Savchenko's defence team said she had decided to start drinking water following a letter from Poroshenko in which he asked her to stay healthy.

The lawyers later said the missive was fake and accused Moscow of seeking to discredit the pilot and her team.

"It was obviously a well-planned operation by the security services," said Feigin.

A prominent Russian prankster known as "Vovan" -- whose last name is Vladimir Kuznetsov -- said he and his colleague had sent a letter on behalf of Poroshenko.

"We wanted to put an end to this farce," he told AFP.

He denied he was in the employ of the Russian security services. "This is a favourite version of the Russian opposition. If I say no, no one will believe me anyway."

Last year, Vovan called Elton John, making him believe he was discussing gay rights with President Vladimir Putin.

In her reply to the "Poroshenko" letter, Savchenko said she would start drinking water following an outpouring of support from Ukrainians.

- Western concern -

"I have felt your pain, people," she said in a handwritten letter.

Rejecting both food and water is called a "dry hunger strike" in Russia and was a method of last resort for some Soviet dissidents.

Savchenko launched her dry hunger strike last Thursday in protest at delays in her controversial trial. Her defence team says she now demands to be returned to Ukraine.

Savchenko is seen by her compatriots as a symbol of resistance against the Kremlin, accused of fuelling the conflict in eastern Ukraine which has claimed more than 9,000 lives since April 2014.

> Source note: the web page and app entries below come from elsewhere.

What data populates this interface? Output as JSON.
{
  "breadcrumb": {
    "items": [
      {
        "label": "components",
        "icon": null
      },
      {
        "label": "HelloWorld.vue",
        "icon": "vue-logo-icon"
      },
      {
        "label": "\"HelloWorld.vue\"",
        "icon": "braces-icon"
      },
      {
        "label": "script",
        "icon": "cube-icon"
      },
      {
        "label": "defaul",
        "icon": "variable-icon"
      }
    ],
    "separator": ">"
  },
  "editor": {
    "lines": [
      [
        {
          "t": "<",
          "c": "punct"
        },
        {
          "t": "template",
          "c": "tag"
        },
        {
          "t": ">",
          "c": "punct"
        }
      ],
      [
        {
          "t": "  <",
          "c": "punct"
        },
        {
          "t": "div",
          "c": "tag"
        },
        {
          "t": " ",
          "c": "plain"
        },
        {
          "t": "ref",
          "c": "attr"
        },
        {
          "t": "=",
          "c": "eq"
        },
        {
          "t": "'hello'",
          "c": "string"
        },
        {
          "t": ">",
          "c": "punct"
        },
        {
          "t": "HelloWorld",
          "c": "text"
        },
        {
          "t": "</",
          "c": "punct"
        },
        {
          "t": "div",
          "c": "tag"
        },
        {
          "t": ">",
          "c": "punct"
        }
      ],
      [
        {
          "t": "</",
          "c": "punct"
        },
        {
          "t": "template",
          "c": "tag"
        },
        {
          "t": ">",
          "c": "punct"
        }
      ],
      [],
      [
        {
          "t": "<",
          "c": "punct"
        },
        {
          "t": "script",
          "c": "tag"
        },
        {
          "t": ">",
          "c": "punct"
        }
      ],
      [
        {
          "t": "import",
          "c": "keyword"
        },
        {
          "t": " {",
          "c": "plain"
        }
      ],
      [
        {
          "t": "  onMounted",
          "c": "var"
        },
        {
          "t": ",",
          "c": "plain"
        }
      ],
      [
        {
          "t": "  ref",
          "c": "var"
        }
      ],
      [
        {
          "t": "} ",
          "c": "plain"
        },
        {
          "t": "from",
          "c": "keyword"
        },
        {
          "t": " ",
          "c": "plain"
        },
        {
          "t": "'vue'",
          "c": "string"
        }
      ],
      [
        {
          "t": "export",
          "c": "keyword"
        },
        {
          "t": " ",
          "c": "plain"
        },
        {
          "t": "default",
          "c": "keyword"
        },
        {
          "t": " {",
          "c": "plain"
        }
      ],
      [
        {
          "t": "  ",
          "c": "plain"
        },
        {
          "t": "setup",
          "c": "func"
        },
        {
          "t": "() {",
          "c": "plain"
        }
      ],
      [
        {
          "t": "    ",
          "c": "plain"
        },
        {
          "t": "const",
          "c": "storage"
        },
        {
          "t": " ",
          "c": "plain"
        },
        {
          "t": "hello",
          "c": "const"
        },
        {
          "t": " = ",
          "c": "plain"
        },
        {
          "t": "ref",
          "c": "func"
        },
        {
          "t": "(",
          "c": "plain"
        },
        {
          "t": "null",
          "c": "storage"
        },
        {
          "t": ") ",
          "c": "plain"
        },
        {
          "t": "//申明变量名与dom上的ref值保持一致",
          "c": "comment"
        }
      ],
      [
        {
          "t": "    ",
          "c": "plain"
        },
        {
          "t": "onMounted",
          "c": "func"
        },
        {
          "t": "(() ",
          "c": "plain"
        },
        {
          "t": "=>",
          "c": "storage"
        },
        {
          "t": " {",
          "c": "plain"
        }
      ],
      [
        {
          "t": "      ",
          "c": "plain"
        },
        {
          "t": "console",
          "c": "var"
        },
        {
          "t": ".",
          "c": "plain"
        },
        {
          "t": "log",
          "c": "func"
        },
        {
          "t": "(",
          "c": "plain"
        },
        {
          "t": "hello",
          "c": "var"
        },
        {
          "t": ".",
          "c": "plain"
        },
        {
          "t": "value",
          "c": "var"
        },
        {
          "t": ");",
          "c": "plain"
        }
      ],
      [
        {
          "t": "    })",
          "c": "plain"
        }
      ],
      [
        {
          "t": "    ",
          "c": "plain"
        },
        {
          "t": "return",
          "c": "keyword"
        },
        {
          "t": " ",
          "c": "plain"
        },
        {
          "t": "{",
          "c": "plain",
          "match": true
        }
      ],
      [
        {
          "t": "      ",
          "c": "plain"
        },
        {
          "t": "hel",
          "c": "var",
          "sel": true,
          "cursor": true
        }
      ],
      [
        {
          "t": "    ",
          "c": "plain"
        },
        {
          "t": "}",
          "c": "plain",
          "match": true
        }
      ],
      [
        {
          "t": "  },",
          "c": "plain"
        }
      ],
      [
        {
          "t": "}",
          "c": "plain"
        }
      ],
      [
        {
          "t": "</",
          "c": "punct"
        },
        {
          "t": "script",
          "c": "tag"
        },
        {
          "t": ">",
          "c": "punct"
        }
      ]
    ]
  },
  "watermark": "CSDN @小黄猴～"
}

The prosecution wants a 23-year jail sentence for Savchenko over the killing of two journalists from Russian state broadcaster VGTRK in shelling in Ukraine's eastern Lugansk region in June 2014, two months after the pro-Russia uprising began.

Prosecutors say she was involved in her capacity as a volunteer in a Ukrainian battalion.

She says she was kidnapped even before the attack and smuggled across the border into Russia.

Her case has caused deep concern in the West, with both the EU and the United States saying she must be released immediately.

Hundreds of angry Ukrainians picketed the Russian embassy in Kiev and pelted it with eggs and stones over the weekend.

Police in Ukraine said on Thursday several people had thrown Molotov cocktails at the Russian mission overnight, adding they opened a criminal probe.

Russian Foreign Minister Sergei Lavrov said embassy officials had limited their movements outside the mission and accused the West of turning a blind eye to the violence.

"We are not seeing any reaction from our Western colleagues," he said in an interview with REN TV, adding he would discuss the issue with US Secretary of State John Kerry.